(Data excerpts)

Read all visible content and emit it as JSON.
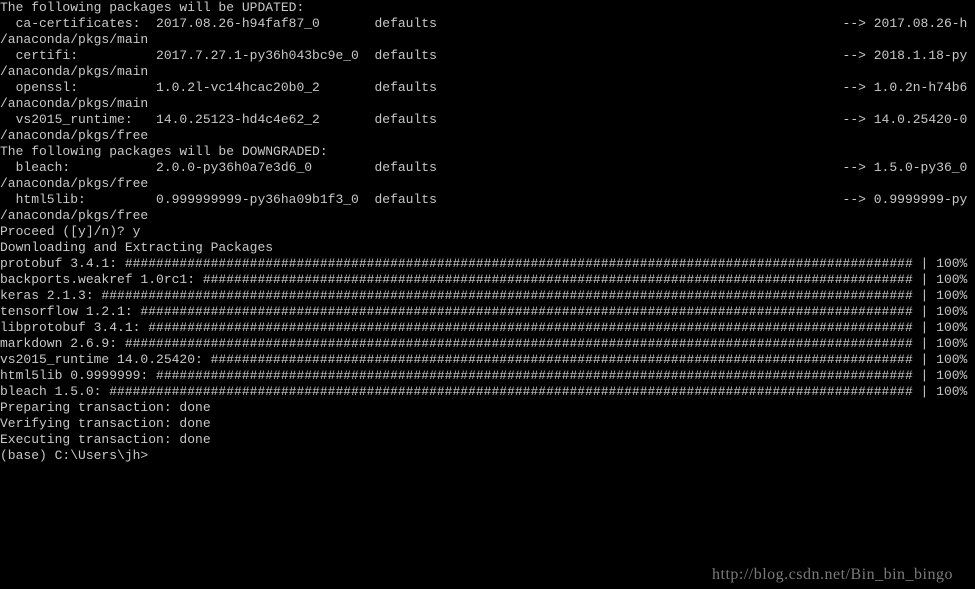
{
  "headers": {
    "updated": "The following packages will be UPDATED:",
    "downgraded": "The following packages will be DOWNGRADED:"
  },
  "updated": [
    {
      "name": "  ca-certificates:",
      "ver": "2017.08.26-h94faf87_0     ",
      "chan": "defaults",
      "arrow": "--> 2017.08.26-h",
      "path": "/anaconda/pkgs/main"
    },
    {
      "name": "  certifi:        ",
      "ver": "2017.7.27.1-py36h043bc9e_0",
      "chan": "defaults",
      "arrow": "--> 2018.1.18-py",
      "path": "/anaconda/pkgs/main"
    },
    {
      "name": "  openssl:        ",
      "ver": "1.0.2l-vc14hcac20b0_2     ",
      "chan": "defaults",
      "arrow": "--> 1.0.2n-h74b6",
      "path": "/anaconda/pkgs/main"
    },
    {
      "name": "  vs2015_runtime: ",
      "ver": "14.0.25123-hd4c4e62_2     ",
      "chan": "defaults",
      "arrow": "--> 14.0.25420-0",
      "path": "/anaconda/pkgs/free"
    }
  ],
  "downgraded": [
    {
      "name": "  bleach:         ",
      "ver": "2.0.0-py36h0a7e3d6_0      ",
      "chan": "defaults",
      "arrow": "--> 1.5.0-py36_0",
      "path": "/anaconda/pkgs/free"
    },
    {
      "name": "  html5lib:       ",
      "ver": "0.999999999-py36ha09b1f3_0",
      "chan": "defaults",
      "arrow": "--> 0.9999999-py",
      "path": "/anaconda/pkgs/free"
    }
  ],
  "proceed": "Proceed ([y]/n)? y",
  "download_header": "Downloading and Extracting Packages",
  "downloads": [
    {
      "label": "protobuf 3.4.1: ",
      "pct": "100%"
    },
    {
      "label": "backports.weakref 1.0rc1: ",
      "pct": "100%"
    },
    {
      "label": "keras 2.1.3: ",
      "pct": "100%"
    },
    {
      "label": "tensorflow 1.2.1: ",
      "pct": "100%"
    },
    {
      "label": "libprotobuf 3.4.1: ",
      "pct": "100%"
    },
    {
      "label": "markdown 2.6.9: ",
      "pct": "100%"
    },
    {
      "label": "vs2015_runtime 14.0.25420: ",
      "pct": "100%"
    },
    {
      "label": "html5lib 0.9999999: ",
      "pct": "100%"
    },
    {
      "label": "bleach 1.5.0: ",
      "pct": "100%"
    }
  ],
  "transactions": {
    "preparing": "Preparing transaction: done",
    "verifying": "Verifying transaction: done",
    "executing": "Executing transaction: done"
  },
  "prompt": "(base) C:\\Users\\jh>",
  "watermark": "http://blog.csdn.net/Bin_bin_bingo",
  "colwidths": {
    "nameCol": 20,
    "verCol": 27,
    "chanCol": 8,
    "barEnd": 116,
    "pctCol": 6
  }
}
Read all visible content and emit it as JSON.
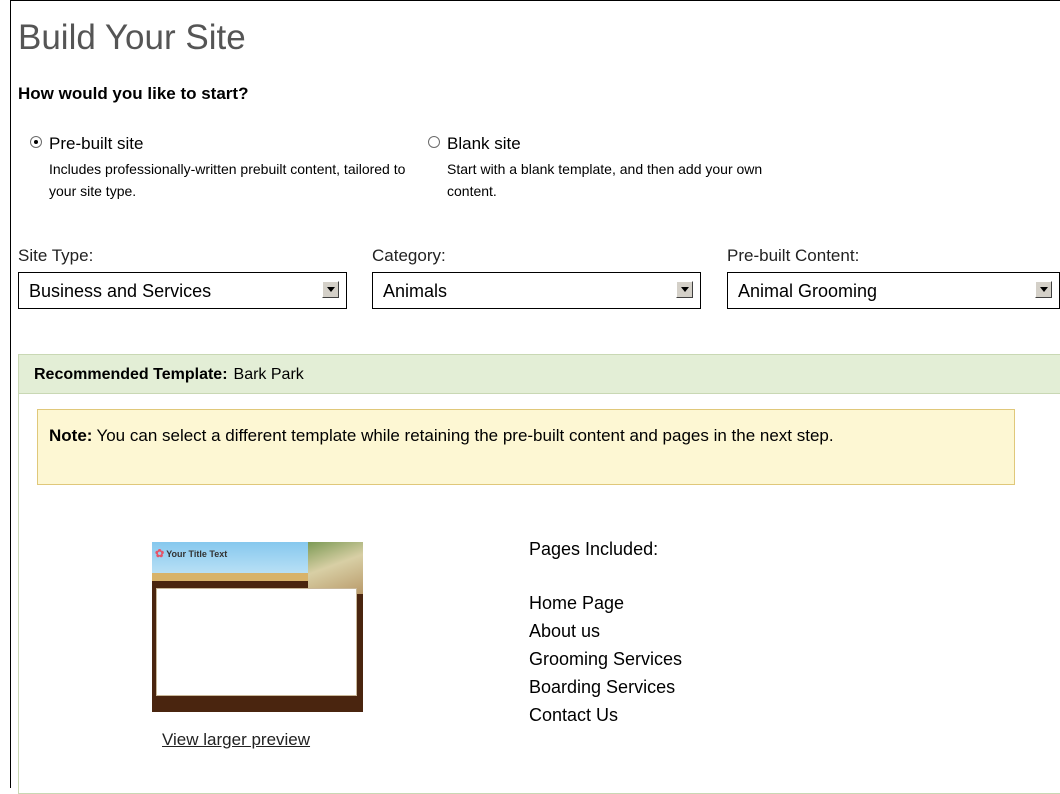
{
  "page": {
    "title": "Build Your Site",
    "question": "How would you like to start?"
  },
  "start_options": [
    {
      "label": "Pre-built site",
      "description": "Includes professionally-written prebuilt content, tailored to your site type.",
      "selected": true
    },
    {
      "label": "Blank site",
      "description": "Start with a blank template, and then add your own content.",
      "selected": false
    }
  ],
  "selectors": {
    "site_type": {
      "label": "Site Type:",
      "value": "Business and Services"
    },
    "category": {
      "label": "Category:",
      "value": "Animals"
    },
    "prebuilt_content": {
      "label": "Pre-built Content:",
      "value": "Animal Grooming"
    }
  },
  "recommended": {
    "label": "Recommended Template:",
    "template_name": "Bark Park"
  },
  "note": {
    "label": "Note:",
    "text": "You can select a different template while retaining the pre-built content and pages in the next step."
  },
  "preview": {
    "thumb_title": "Your Title Text",
    "link_text": "View larger preview"
  },
  "pages_included": {
    "title": "Pages Included:",
    "items": [
      "Home Page",
      "About us",
      "Grooming Services",
      "Boarding Services",
      "Contact Us"
    ]
  },
  "colors": {
    "header_bg": "#e3eed6",
    "note_bg": "#fdf7d3",
    "title_gray": "#555555"
  }
}
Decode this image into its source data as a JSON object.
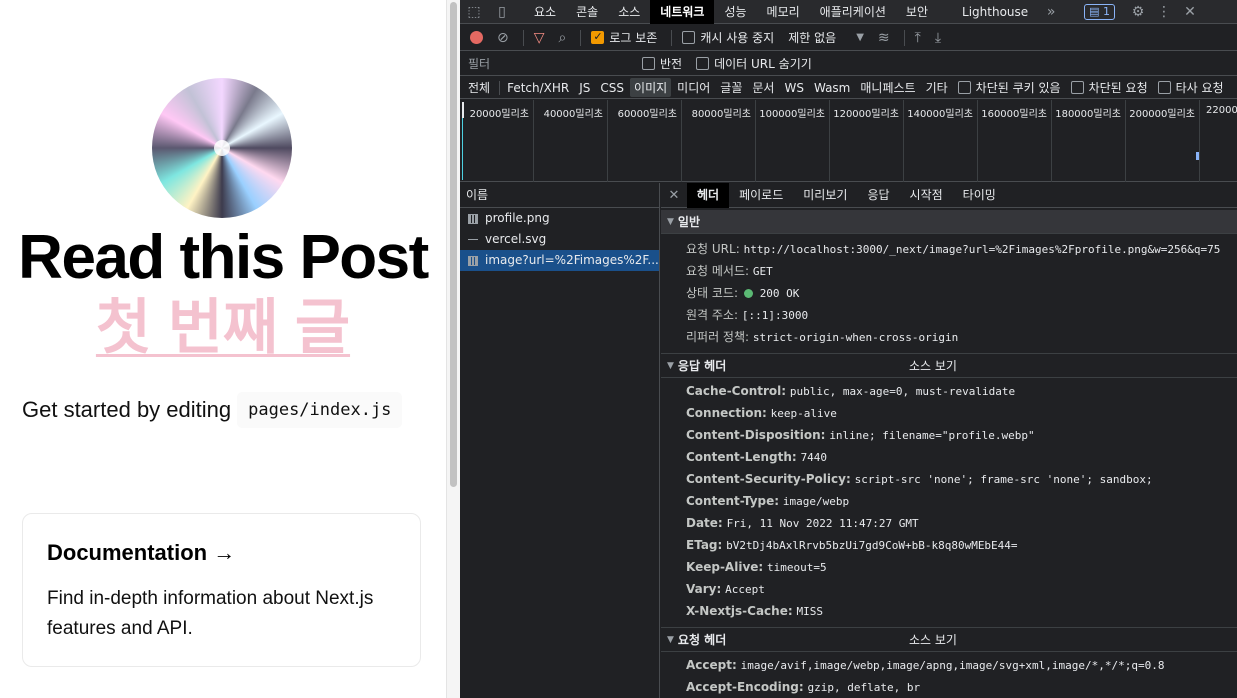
{
  "page": {
    "title": "Read this Post",
    "link": "첫 번째 글",
    "description": "Get started by editing",
    "code": "pages/index.js",
    "card": {
      "title": "Documentation →",
      "text": "Find in-depth information about Next.js features and API."
    }
  },
  "devtools": {
    "tabs": [
      "요소",
      "콘솔",
      "소스",
      "네트워크",
      "성능",
      "메모리",
      "애플리케이션",
      "보안",
      "Lighthouse"
    ],
    "active_tab": "네트워크",
    "more_tabs": "»",
    "issues_badge": "1",
    "toolbar": {
      "preserve_log": "로그 보존",
      "disable_cache": "캐시 사용 중지",
      "throttling": "제한 없음"
    },
    "filter": {
      "placeholder": "필터",
      "invert": "반전",
      "hide_data_urls": "데이터 URL 숨기기"
    },
    "types": [
      "전체",
      "Fetch/XHR",
      "JS",
      "CSS",
      "이미지",
      "미디어",
      "글꼴",
      "문서",
      "WS",
      "Wasm",
      "매니페스트",
      "기타"
    ],
    "active_type": "이미지",
    "type_checks": [
      "차단된 쿠키 있음",
      "차단된 요청",
      "타사 요청"
    ],
    "timeline_ticks": [
      "20000밀리초",
      "40000밀리초",
      "60000밀리초",
      "80000밀리초",
      "100000밀리초",
      "120000밀리초",
      "140000밀리초",
      "160000밀리초",
      "180000밀리초",
      "200000밀리초",
      "22000"
    ],
    "names_header": "이름",
    "requests": [
      "profile.png",
      "vercel.svg",
      "image?url=%2Fimages%2F..."
    ],
    "selected_request": 2,
    "detail_tabs": [
      "헤더",
      "페이로드",
      "미리보기",
      "응답",
      "시작점",
      "타이밍"
    ],
    "active_detail_tab": "헤더",
    "general": {
      "title": "일반",
      "request_url_k": "요청 URL:",
      "request_url_v": "http://localhost:3000/_next/image?url=%2Fimages%2Fprofile.png&w=256&q=75",
      "method_k": "요청 메서드:",
      "method_v": "GET",
      "status_k": "상태 코드:",
      "status_v": "200 OK",
      "remote_k": "원격 주소:",
      "remote_v": "[::1]:3000",
      "referrer_k": "리퍼러 정책:",
      "referrer_v": "strict-origin-when-cross-origin"
    },
    "response_headers": {
      "title": "응답 헤더",
      "view_source": "소스 보기",
      "items": [
        {
          "k": "Cache-Control:",
          "v": "public, max-age=0, must-revalidate"
        },
        {
          "k": "Connection:",
          "v": "keep-alive"
        },
        {
          "k": "Content-Disposition:",
          "v": "inline; filename=\"profile.webp\""
        },
        {
          "k": "Content-Length:",
          "v": "7440"
        },
        {
          "k": "Content-Security-Policy:",
          "v": "script-src 'none'; frame-src 'none'; sandbox;"
        },
        {
          "k": "Content-Type:",
          "v": "image/webp"
        },
        {
          "k": "Date:",
          "v": "Fri, 11 Nov 2022 11:47:27 GMT"
        },
        {
          "k": "ETag:",
          "v": "bV2tDj4bAxlRrvb5bzUi7gd9CoW+bB-k8q80wMEbE44="
        },
        {
          "k": "Keep-Alive:",
          "v": "timeout=5"
        },
        {
          "k": "Vary:",
          "v": "Accept"
        },
        {
          "k": "X-Nextjs-Cache:",
          "v": "MISS"
        }
      ]
    },
    "request_headers": {
      "title": "요청 헤더",
      "view_source": "소스 보기",
      "items": [
        {
          "k": "Accept:",
          "v": "image/avif,image/webp,image/apng,image/svg+xml,image/*,*/*;q=0.8"
        },
        {
          "k": "Accept-Encoding:",
          "v": "gzip, deflate, br"
        }
      ]
    }
  }
}
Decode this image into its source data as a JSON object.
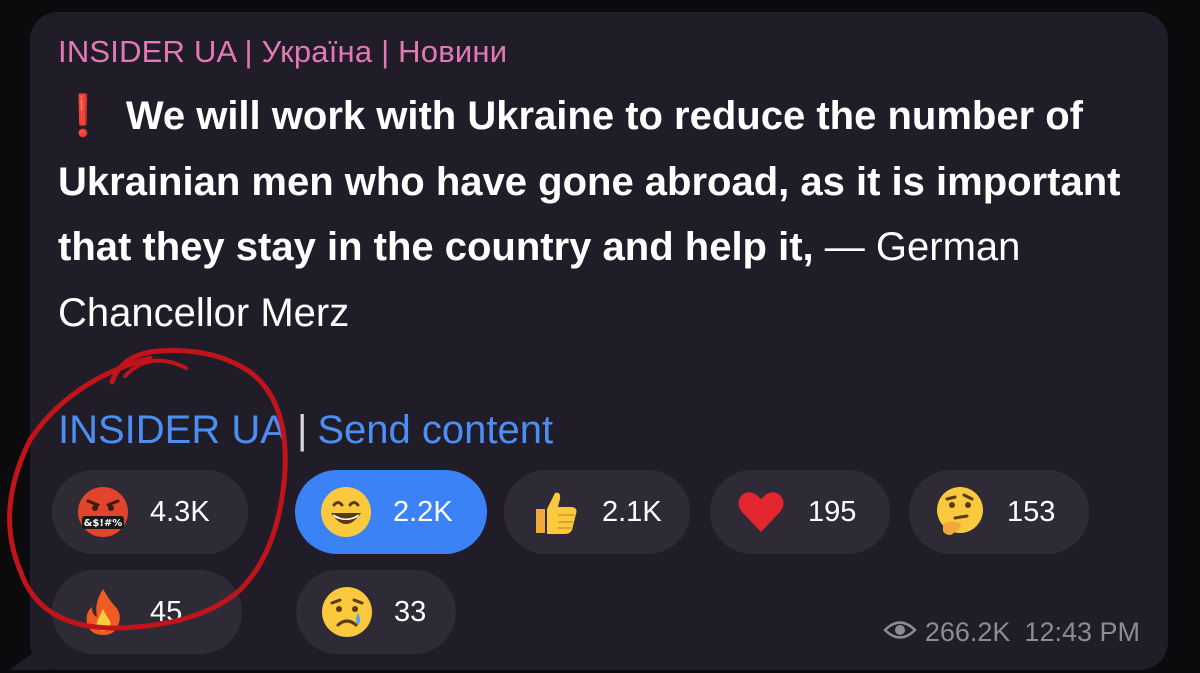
{
  "post": {
    "sender": "INSIDER UA | Україна | Новини",
    "exclamation": "❗",
    "bold_text": "We will work with Ukraine to reduce the number of Ukrainian men who have gone abroad, as it is important that they stay in the country and help it,",
    "regular_text": " — German Chancellor Merz"
  },
  "links": {
    "channel": "INSIDER UA",
    "separator": "|",
    "send_content": "Send content"
  },
  "reactions": [
    {
      "icon": "cursing-face-icon",
      "count": "4.3K",
      "active": false
    },
    {
      "icon": "grinning-face-icon",
      "count": "2.2K",
      "active": true
    },
    {
      "icon": "thumbs-up-icon",
      "count": "2.1K",
      "active": false
    },
    {
      "icon": "red-heart-icon",
      "count": "195",
      "active": false
    },
    {
      "icon": "thinking-face-icon",
      "count": "153",
      "active": false
    },
    {
      "icon": "fire-icon",
      "count": "45",
      "active": false
    },
    {
      "icon": "crying-face-icon",
      "count": "33",
      "active": false
    }
  ],
  "meta": {
    "views": "266.2K",
    "time": "12:43 PM"
  },
  "colors": {
    "bubble": "#201d28",
    "sender": "#e279b6",
    "link": "#4c8ff4",
    "active_reaction": "#3b82f6",
    "annotation": "#c0141a"
  }
}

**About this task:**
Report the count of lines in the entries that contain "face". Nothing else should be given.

**Result below:**
4